INSTRUCTIONS FOR THE TASK |
Write out the lines below once more, exactly as they appear. Do not include pictures.

[Dataset records]
>>>
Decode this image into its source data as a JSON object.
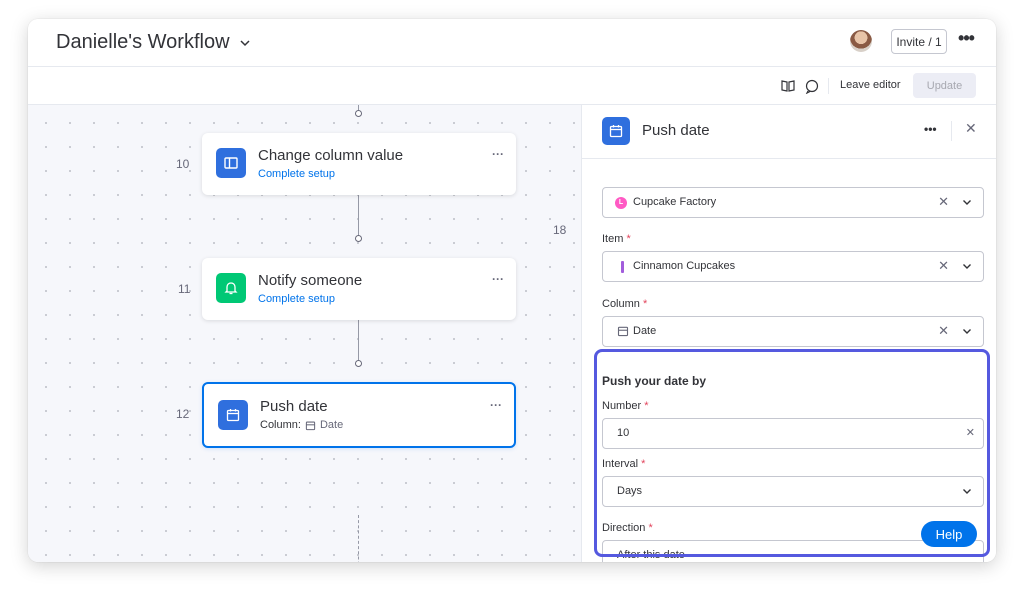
{
  "header": {
    "title": "Danielle's Workflow",
    "invite_label": "Invite / 1"
  },
  "toolbar": {
    "leave_editor_label": "Leave editor",
    "update_label": "Update"
  },
  "canvas": {
    "steps": [
      {
        "number": "10",
        "title": "Change column value",
        "subtitle": "Complete setup",
        "icon": "column-icon",
        "color": "#2f6fde"
      },
      {
        "number": "11",
        "title": "Notify someone",
        "subtitle": "Complete setup",
        "icon": "bell-icon",
        "color": "#00c875"
      },
      {
        "number": "12",
        "title": "Push date",
        "column_label": "Column:",
        "column_value": "Date",
        "icon": "calendar-icon",
        "color": "#2f6fde"
      }
    ],
    "side_number": "18",
    "add_step_glyph": "+"
  },
  "panel": {
    "title": "Push date",
    "board": {
      "value": "Cupcake Factory",
      "badge": "L"
    },
    "item": {
      "label": "Item",
      "value": "Cinnamon Cupcakes"
    },
    "column": {
      "label": "Column",
      "value": "Date"
    },
    "push_section": {
      "title": "Push your date by",
      "number_label": "Number",
      "number_value": "10",
      "interval_label": "Interval",
      "interval_value": "Days",
      "direction_label": "Direction",
      "direction_value": "After this date"
    },
    "required_mark": "*"
  },
  "help_label": "Help",
  "colors": {
    "accent": "#0073ea",
    "highlight": "#5559df",
    "required": "#e2445c"
  }
}
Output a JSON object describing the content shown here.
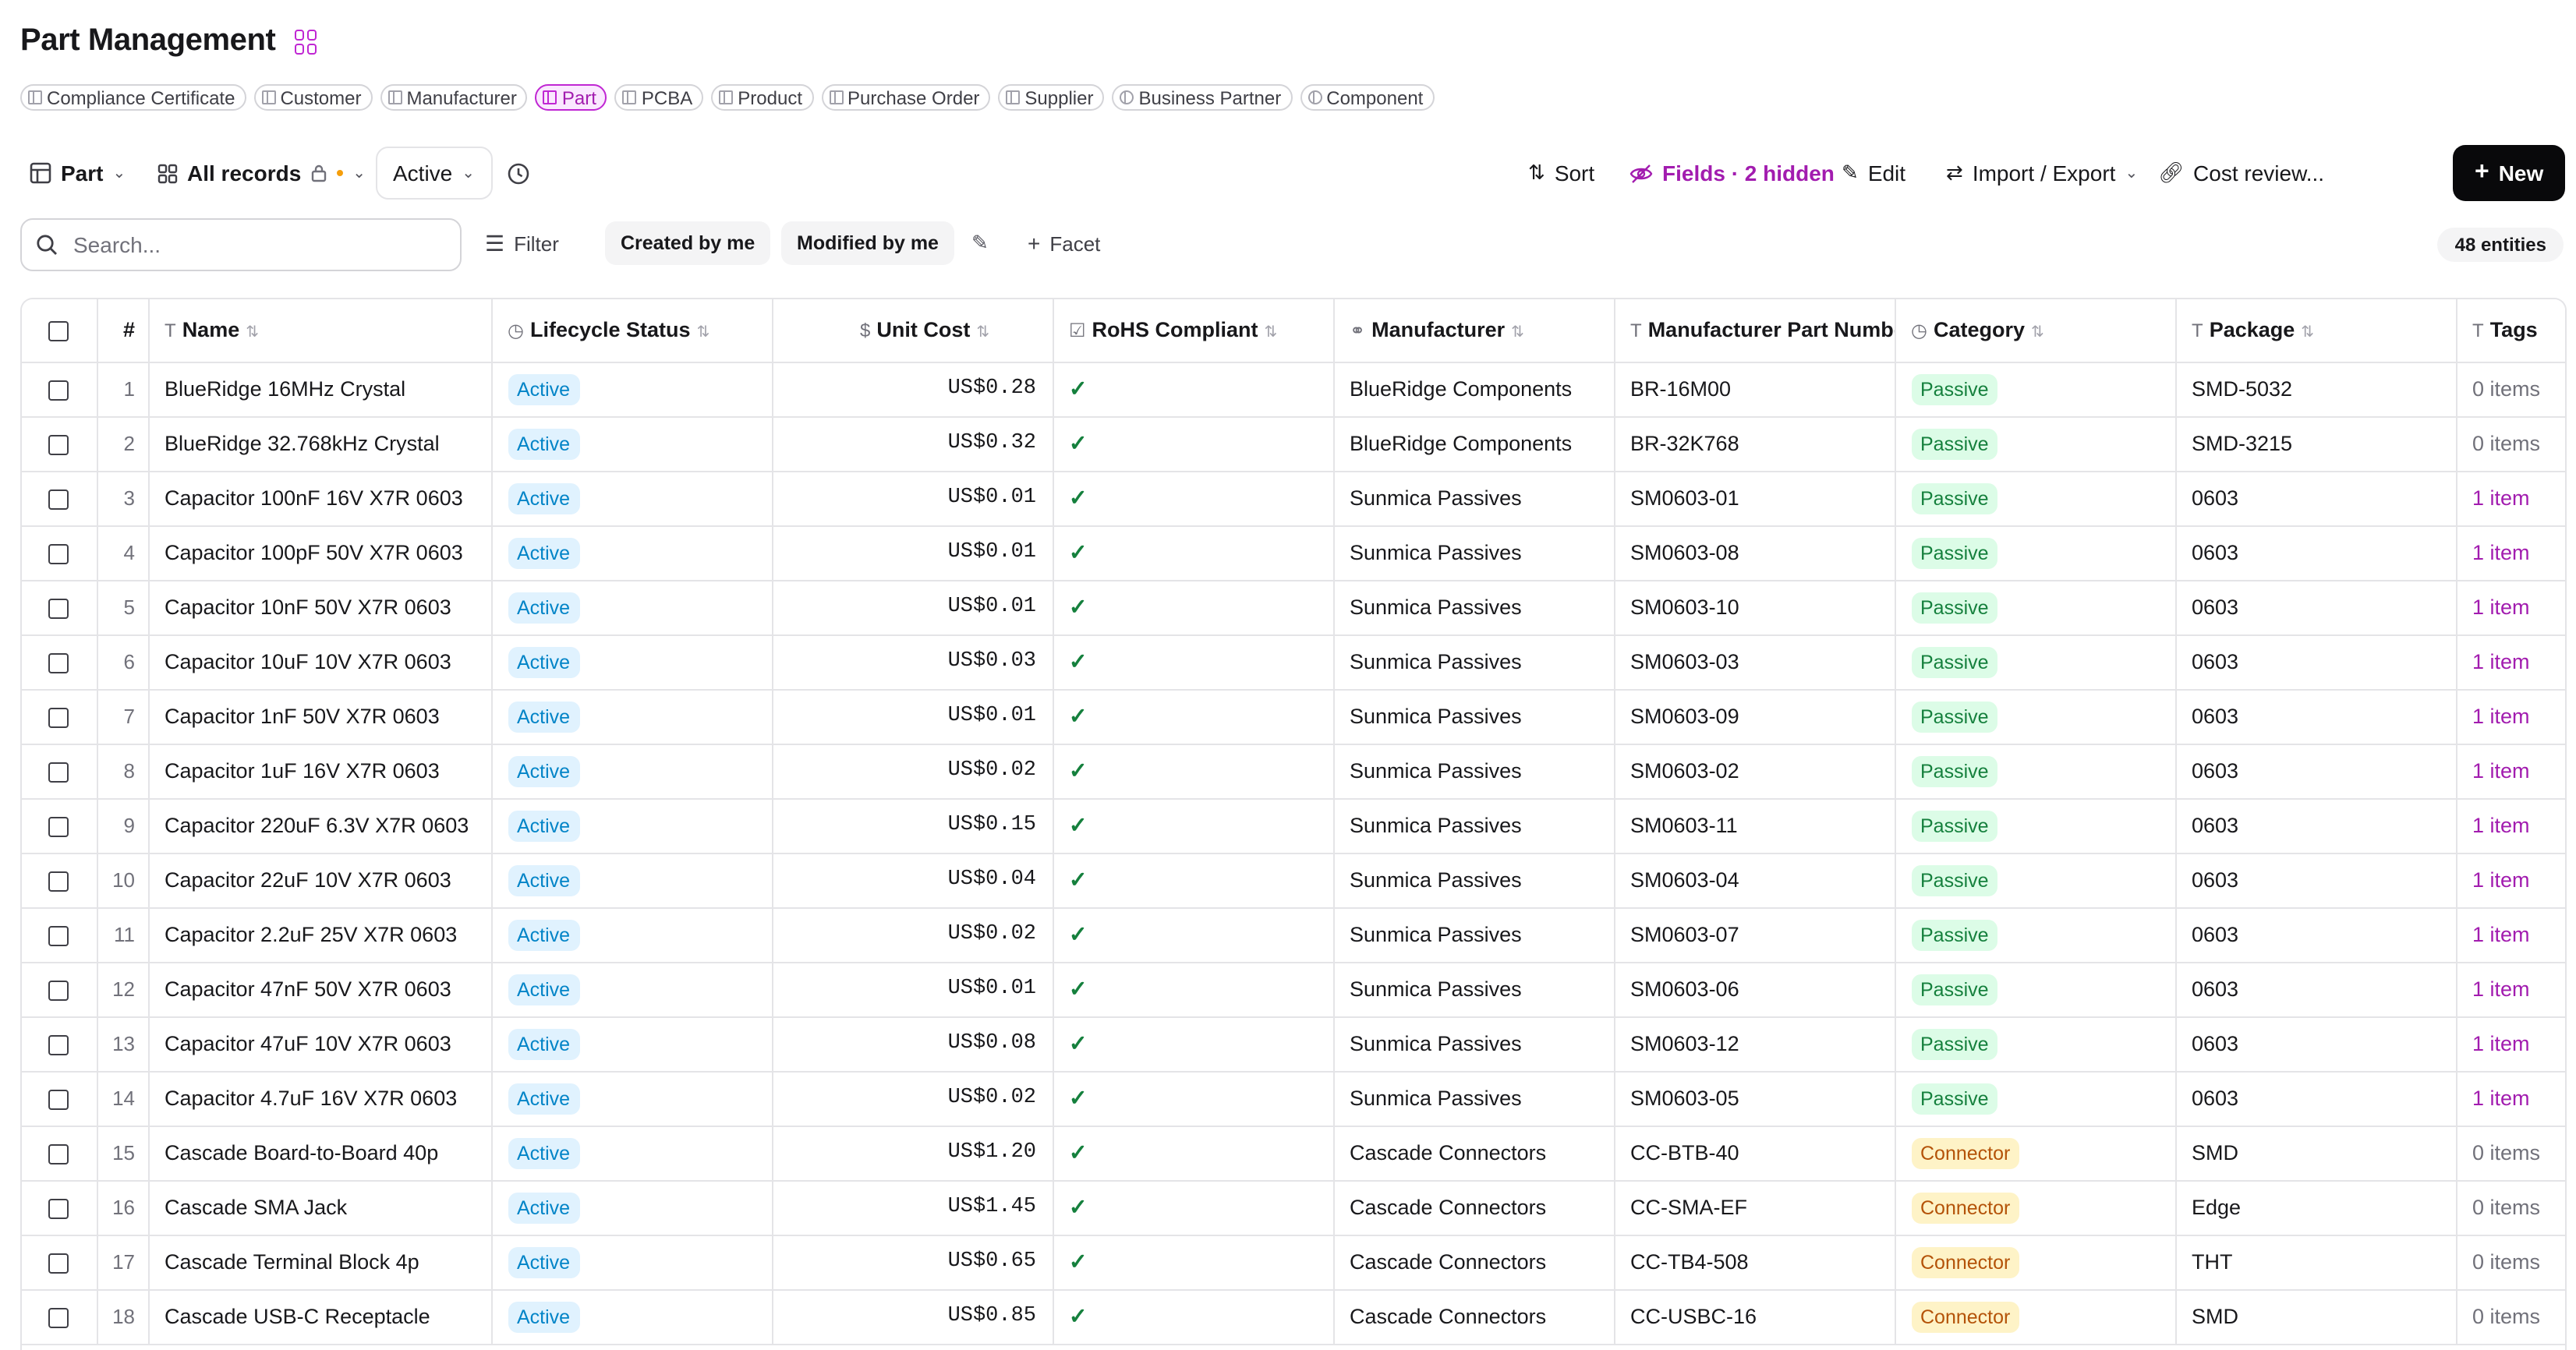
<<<
RESPONSE BELOW |
Decode this image into its source data as a JSON object.
{
  "header": {
    "title": "Danielle's Workflow",
    "invite_label": "Invite / 1"
  },
  "toolbar": {
    "leave_editor_label": "Leave editor",
    "update_label": "Update"
  },
  "canvas": {
    "steps": [
      {
        "number": "10",
        "title": "Change column value",
        "subtitle": "Complete setup",
        "icon": "column-icon",
        "color": "#2f6fde"
      },
      {
        "number": "11",
        "title": "Notify someone",
        "subtitle": "Complete setup",
        "icon": "bell-icon",
        "color": "#00c875"
      },
      {
        "number": "12",
        "title": "Push date",
        "column_label": "Column:",
        "column_value": "Date",
        "icon": "calendar-icon",
        "color": "#2f6fde"
      }
    ],
    "side_number": "18",
    "add_step_glyph": "+"
  },
  "panel": {
    "title": "Push date",
    "board": {
      "value": "Cupcake Factory",
      "badge": "L"
    },
    "item": {
      "label": "Item",
      "value": "Cinnamon Cupcakes"
    },
    "column": {
      "label": "Column",
      "value": "Date"
    },
    "push_section": {
      "title": "Push your date by",
      "number_label": "Number",
      "number_value": "10",
      "interval_label": "Interval",
      "interval_value": "Days",
      "direction_label": "Direction",
      "direction_value": "After this date"
    },
    "required_mark": "*"
  },
  "help_label": "Help",
  "colors": {
    "accent": "#0073ea",
    "highlight": "#5559df",
    "required": "#e2445c"
  }
}
Output a JSON object describing the content shown here.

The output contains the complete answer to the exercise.